**Dataset excerpts**

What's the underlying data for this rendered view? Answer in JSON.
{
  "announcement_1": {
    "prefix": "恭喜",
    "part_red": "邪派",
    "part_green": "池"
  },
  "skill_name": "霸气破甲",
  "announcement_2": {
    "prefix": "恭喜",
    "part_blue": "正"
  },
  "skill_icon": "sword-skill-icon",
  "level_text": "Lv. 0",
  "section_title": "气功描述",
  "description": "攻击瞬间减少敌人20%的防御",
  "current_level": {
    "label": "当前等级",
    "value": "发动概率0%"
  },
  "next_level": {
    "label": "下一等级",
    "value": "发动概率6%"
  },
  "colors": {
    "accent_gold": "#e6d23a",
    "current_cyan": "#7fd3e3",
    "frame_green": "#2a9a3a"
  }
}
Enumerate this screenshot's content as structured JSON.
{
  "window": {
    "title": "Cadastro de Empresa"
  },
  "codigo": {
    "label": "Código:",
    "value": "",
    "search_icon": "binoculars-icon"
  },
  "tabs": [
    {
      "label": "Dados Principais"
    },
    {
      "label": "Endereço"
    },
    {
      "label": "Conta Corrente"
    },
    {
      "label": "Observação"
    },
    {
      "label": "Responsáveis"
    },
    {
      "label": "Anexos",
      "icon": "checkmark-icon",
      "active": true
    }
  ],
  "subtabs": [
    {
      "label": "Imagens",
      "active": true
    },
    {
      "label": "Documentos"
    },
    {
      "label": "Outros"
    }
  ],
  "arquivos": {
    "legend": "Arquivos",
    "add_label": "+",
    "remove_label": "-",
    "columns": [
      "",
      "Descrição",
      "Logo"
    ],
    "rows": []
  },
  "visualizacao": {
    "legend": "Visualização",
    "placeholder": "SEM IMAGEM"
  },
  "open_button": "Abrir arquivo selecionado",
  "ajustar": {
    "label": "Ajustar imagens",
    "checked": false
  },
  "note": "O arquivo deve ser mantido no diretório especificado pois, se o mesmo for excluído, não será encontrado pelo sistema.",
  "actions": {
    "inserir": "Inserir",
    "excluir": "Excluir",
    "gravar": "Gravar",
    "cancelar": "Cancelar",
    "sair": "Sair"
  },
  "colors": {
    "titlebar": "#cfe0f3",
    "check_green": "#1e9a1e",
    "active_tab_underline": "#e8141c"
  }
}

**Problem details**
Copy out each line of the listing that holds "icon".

**Result of this task**
  "skill_icon": "sword-skill-icon",
    "search_icon": "binoculars-icon"
      "icon": "checkmark-icon",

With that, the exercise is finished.